Source material:
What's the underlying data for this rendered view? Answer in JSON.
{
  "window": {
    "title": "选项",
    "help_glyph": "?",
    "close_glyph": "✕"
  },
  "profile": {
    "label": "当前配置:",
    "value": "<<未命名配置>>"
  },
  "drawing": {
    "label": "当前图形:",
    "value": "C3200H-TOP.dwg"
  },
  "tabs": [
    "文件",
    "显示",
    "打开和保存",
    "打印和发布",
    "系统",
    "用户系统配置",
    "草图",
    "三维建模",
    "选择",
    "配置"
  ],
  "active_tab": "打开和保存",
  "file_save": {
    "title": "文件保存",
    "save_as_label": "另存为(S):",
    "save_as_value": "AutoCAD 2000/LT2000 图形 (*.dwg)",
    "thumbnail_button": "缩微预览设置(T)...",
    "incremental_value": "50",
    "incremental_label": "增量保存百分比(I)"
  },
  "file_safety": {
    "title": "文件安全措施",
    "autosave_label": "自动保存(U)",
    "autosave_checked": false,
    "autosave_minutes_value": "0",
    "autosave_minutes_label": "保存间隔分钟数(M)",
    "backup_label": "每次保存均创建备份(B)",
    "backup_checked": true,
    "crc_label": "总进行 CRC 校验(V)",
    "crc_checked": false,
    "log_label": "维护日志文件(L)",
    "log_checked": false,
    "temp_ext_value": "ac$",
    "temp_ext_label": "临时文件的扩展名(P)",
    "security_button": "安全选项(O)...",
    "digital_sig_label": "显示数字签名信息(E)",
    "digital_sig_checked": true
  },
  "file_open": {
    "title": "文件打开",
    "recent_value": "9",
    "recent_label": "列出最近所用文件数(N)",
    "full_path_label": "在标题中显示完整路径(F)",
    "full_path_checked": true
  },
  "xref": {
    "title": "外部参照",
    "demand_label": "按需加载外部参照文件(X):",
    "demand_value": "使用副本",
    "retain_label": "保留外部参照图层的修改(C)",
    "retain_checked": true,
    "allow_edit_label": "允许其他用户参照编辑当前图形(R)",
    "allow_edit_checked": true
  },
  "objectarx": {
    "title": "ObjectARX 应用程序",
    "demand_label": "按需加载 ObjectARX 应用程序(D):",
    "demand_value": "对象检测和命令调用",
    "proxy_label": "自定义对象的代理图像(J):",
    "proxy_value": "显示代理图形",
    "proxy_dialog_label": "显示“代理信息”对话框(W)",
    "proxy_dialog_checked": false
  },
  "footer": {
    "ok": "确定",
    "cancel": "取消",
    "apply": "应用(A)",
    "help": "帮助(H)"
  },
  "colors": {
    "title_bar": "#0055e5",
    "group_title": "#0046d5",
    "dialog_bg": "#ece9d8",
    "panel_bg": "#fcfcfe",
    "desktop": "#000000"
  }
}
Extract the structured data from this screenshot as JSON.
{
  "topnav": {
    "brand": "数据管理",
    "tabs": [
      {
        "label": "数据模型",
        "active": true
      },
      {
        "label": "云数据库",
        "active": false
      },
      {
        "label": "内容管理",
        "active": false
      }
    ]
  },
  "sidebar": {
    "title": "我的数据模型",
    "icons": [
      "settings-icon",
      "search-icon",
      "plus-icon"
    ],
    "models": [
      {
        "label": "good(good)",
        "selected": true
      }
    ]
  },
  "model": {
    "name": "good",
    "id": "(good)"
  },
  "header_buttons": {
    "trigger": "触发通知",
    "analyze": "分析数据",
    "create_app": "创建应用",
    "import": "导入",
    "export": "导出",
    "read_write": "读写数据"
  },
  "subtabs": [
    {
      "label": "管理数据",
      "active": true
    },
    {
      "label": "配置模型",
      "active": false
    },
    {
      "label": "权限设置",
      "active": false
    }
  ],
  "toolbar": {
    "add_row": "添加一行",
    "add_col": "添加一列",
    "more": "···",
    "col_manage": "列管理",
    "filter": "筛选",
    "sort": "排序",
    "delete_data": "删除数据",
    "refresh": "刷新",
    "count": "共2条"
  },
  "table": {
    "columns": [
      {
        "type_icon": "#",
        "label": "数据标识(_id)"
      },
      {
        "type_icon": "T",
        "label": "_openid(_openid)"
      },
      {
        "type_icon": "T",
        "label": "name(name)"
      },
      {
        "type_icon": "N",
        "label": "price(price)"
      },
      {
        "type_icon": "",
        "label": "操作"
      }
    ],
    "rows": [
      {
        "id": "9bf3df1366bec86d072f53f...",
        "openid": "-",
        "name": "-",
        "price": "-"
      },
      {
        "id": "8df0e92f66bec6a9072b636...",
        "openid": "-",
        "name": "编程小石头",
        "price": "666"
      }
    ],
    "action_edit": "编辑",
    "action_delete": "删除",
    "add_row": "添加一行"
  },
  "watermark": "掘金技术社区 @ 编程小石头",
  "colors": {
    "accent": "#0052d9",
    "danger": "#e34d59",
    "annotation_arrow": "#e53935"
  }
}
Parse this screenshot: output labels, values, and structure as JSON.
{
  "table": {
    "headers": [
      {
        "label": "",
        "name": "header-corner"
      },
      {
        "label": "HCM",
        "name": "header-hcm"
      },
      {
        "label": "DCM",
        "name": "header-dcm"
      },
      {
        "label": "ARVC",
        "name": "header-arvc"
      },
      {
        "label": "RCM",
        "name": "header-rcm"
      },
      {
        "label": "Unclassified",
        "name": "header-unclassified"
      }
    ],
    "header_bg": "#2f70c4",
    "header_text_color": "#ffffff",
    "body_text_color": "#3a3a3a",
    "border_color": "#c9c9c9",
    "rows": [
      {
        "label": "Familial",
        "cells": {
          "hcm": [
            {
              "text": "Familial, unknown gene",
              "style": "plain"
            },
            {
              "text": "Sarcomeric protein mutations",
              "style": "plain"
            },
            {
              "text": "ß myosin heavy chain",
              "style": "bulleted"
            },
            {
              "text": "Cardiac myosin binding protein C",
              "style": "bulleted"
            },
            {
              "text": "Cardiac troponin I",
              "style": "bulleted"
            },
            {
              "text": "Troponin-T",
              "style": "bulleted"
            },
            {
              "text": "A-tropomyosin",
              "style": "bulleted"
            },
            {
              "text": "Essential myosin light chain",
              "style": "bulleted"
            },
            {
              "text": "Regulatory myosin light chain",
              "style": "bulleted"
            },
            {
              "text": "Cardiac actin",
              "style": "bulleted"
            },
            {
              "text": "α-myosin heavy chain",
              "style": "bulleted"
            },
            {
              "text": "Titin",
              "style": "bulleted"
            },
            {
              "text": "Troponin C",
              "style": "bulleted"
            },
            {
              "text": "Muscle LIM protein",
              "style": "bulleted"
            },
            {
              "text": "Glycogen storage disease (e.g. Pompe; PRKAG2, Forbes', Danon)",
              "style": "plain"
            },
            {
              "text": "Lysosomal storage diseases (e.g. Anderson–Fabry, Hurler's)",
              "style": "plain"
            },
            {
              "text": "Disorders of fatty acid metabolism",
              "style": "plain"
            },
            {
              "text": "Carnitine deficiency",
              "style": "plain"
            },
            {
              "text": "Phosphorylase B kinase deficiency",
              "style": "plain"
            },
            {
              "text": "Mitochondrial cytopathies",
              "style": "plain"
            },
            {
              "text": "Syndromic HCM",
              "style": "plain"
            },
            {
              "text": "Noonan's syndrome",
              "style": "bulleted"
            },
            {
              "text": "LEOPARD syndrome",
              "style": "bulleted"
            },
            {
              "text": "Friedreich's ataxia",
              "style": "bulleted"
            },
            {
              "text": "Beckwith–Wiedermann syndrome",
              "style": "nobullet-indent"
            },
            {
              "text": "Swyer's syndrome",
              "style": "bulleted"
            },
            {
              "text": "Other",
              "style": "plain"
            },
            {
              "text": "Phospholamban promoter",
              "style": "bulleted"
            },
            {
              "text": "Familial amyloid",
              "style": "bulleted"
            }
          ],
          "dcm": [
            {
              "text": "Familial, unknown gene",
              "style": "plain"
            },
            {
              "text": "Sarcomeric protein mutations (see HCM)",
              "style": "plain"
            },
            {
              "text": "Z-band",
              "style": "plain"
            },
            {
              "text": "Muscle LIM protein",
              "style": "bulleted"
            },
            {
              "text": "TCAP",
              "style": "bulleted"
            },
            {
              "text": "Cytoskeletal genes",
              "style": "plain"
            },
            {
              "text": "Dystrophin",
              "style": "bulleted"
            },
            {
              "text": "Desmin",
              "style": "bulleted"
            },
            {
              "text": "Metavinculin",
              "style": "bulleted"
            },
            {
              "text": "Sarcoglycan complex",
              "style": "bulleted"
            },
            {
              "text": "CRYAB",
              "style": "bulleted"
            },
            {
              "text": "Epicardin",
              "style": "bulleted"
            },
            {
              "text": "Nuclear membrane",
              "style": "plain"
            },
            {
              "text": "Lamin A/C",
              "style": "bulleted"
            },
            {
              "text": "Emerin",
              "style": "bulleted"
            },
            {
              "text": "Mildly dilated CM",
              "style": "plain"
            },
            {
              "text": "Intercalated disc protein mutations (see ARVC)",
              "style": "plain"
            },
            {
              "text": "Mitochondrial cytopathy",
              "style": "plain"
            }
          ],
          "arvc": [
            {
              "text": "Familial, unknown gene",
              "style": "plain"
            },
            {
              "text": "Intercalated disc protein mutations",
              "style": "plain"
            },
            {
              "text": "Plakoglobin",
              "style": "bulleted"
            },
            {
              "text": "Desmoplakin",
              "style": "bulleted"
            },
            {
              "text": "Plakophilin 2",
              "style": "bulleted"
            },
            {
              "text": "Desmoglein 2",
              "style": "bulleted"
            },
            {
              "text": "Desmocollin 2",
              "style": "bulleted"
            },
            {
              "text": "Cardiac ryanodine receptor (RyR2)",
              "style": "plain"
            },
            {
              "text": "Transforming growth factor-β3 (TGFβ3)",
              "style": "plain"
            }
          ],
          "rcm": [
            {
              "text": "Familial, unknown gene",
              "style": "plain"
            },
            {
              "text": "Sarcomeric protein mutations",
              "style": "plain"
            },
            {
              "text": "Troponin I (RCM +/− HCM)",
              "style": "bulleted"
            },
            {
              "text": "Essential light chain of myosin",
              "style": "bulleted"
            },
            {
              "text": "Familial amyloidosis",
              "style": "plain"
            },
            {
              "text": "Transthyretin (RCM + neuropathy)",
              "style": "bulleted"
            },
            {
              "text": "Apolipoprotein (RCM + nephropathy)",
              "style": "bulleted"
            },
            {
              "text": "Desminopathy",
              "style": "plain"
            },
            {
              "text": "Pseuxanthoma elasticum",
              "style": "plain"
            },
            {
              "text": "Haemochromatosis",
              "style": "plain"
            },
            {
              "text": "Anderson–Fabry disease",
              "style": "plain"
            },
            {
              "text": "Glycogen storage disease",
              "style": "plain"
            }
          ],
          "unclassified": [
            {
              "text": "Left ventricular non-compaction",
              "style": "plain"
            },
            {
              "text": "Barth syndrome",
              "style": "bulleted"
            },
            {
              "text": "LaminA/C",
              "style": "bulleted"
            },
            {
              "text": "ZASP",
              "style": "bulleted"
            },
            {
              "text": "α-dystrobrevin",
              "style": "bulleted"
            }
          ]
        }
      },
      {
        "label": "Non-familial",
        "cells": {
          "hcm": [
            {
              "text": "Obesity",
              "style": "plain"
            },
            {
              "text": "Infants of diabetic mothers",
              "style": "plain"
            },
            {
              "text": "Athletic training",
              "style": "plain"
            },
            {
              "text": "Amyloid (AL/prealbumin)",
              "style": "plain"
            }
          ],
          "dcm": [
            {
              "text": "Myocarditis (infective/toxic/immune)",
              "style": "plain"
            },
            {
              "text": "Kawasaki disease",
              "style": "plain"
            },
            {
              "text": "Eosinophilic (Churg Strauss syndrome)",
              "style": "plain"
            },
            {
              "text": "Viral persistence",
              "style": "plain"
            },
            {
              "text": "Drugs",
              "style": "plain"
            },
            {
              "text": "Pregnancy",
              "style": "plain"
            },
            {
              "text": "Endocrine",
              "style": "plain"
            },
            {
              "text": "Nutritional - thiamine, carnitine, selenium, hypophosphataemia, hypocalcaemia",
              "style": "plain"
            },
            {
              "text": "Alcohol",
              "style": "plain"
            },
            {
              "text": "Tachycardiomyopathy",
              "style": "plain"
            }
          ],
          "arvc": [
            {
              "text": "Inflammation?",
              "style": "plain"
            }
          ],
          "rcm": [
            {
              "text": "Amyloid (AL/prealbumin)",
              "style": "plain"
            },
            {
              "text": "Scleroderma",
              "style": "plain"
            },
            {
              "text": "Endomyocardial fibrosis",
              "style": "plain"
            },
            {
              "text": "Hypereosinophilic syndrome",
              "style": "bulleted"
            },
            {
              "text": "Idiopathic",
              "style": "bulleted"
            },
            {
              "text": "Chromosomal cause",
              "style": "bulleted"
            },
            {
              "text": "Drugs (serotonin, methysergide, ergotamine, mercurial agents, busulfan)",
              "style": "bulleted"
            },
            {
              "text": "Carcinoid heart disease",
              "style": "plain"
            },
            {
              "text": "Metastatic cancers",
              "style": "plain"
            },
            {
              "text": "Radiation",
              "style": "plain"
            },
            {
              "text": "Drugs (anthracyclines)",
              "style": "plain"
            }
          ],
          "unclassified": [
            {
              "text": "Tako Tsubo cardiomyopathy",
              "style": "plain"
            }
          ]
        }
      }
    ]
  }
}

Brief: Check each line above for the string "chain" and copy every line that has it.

Solution for this task:
              "text": "ß myosin heavy chain",
              "text": "Essential myosin light chain",
              "text": "Regulatory myosin light chain",
              "text": "α-myosin heavy chain",
              "text": "Essential light chain of myosin",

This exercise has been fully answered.